City attorney Jeffrey Londregan said Wednesday the city can collect $25,700 for the 257 days the property has not met maintenance codes. The city also can accrue more fines each day the property remains in violation of the city's maintenance codes, he said.
A Superior Court judge earlier this week ruled that the city can fine owner Peter Levine $100 a day since a cease-and-desist order was issued in March. The property is in violation of the city's property maintenance codes and has overgrown landscaping, broken doors and boarded-up windows. There is also an old portable classroom in the rear of the property that is in danger of falling down.
Levine said Wednesday he is trying to correct the violations.
"The city is concerned with removal of the temporary school building, and I'm looking to get that taken care of," he said.
Neighbors have long complained about the deteriorating property, which Levine bought from the city in 2007 for $350,000. It is located between Elm and Colman streets and Cedar Grove Avenue.
Plans over the years have included tearing down the 19,000-square-foot school and creating affordable apartments, and refurbishing the structure for offices and commercial tenants. Levine's latest idea, announced in March, is to develop a 60,000-square-foot regional sports facility with an air-supported dome structure with a synthetic turf playing field.

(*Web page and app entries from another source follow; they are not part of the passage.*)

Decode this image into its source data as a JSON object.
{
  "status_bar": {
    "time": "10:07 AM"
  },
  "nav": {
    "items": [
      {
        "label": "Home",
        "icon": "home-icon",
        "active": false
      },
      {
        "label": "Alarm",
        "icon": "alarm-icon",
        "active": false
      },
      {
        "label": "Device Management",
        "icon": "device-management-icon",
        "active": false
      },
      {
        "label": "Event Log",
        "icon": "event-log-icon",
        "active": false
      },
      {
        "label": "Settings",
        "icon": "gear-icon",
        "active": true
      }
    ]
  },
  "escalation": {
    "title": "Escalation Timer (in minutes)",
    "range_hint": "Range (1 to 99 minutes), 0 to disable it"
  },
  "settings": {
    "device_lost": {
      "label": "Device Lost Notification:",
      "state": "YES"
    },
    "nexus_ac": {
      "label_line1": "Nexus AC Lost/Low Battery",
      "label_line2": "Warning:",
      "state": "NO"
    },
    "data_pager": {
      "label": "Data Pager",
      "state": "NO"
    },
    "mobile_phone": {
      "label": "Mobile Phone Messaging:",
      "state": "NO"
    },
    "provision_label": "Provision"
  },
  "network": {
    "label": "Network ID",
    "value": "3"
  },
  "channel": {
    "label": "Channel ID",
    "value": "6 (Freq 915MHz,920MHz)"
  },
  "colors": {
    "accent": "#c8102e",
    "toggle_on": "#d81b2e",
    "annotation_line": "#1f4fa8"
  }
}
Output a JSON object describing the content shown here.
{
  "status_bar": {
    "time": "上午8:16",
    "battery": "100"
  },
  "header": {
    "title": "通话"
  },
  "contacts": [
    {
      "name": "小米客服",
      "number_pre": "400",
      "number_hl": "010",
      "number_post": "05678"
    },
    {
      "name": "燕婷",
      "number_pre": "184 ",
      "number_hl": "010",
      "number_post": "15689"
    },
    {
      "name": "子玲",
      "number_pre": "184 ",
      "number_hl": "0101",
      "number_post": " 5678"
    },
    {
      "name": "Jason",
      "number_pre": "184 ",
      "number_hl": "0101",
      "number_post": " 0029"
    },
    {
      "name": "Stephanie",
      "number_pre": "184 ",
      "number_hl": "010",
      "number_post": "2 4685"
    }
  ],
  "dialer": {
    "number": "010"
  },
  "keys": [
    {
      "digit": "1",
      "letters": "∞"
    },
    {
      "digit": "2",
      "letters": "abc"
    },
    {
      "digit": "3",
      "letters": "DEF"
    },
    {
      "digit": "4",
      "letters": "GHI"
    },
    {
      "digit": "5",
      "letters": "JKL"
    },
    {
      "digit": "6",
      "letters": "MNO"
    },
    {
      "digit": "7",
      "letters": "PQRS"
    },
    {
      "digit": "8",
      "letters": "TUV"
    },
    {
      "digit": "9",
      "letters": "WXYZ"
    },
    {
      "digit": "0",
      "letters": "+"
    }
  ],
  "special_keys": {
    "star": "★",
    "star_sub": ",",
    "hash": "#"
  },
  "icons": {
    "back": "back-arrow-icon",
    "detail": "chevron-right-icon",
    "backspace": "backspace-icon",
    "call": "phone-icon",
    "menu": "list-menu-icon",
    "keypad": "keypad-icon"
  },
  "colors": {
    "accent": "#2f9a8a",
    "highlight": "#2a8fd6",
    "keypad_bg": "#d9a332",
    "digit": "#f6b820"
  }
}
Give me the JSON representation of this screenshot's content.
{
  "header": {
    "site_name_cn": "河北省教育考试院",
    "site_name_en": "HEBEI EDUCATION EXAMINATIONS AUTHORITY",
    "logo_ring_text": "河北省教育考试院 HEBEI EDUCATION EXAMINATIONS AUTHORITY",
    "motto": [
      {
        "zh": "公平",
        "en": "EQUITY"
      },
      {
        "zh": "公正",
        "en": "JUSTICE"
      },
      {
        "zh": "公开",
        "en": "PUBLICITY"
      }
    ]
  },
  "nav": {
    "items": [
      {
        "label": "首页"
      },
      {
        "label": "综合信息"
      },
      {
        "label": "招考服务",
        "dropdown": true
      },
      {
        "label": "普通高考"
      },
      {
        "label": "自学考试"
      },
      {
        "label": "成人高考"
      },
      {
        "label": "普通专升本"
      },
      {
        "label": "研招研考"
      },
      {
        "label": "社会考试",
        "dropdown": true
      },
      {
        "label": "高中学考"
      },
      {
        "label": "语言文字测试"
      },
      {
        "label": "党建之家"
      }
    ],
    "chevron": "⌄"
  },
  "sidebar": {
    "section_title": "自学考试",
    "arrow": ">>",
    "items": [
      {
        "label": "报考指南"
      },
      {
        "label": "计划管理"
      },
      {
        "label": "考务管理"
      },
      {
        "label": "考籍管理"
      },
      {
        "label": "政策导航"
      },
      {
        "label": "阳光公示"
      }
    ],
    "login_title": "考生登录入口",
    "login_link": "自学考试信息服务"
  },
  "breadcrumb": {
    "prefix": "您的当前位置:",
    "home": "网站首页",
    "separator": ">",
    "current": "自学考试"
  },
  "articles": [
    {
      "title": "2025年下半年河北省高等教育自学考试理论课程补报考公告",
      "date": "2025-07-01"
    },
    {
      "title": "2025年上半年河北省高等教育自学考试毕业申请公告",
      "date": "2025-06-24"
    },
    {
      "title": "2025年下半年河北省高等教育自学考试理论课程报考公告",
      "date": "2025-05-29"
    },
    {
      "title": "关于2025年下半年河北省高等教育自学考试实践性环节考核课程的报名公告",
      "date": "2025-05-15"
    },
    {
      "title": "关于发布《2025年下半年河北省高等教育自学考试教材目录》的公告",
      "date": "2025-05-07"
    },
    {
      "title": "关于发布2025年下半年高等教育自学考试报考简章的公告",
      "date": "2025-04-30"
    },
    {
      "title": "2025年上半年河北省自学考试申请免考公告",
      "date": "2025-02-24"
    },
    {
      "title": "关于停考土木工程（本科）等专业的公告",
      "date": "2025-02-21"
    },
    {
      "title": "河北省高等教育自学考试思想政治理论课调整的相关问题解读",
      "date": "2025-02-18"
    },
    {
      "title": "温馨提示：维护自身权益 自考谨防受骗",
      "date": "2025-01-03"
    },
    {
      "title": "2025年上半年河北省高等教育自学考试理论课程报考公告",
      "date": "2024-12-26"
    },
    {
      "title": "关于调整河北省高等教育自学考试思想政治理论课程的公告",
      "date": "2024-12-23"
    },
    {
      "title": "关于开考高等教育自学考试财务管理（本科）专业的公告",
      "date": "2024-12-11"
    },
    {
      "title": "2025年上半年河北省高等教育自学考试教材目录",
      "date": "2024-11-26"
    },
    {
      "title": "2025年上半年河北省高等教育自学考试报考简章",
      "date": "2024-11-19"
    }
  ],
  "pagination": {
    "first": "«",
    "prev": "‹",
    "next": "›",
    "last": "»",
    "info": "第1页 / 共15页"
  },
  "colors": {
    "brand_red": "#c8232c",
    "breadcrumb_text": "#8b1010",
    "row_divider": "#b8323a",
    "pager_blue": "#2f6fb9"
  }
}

Levine is seeking an equity partner to help provide financing for the proposed $4.65 million Whaling City Field House project.
But the property has remained vacant.
Levine also owns the nearly 1-acre abutting parcel at 413 Colman St. It is under contract, he said, with a third-party development company that wants to construct a 9,000-square-foot building for a national retail tenant.
Amber Properties, Levine's company, is based in White Plains, N.Y. He has completed several projects in the city, including converting the former SNET building at 73 Washington St. into 28 apartments, and developing the United Electric building at 13 Washington St. into apartments and retail space.
He also refurbished an office building at 194 Howard St., which was recently sold to Lawrence + Memorial Hospital and will be turned into doctors' offices.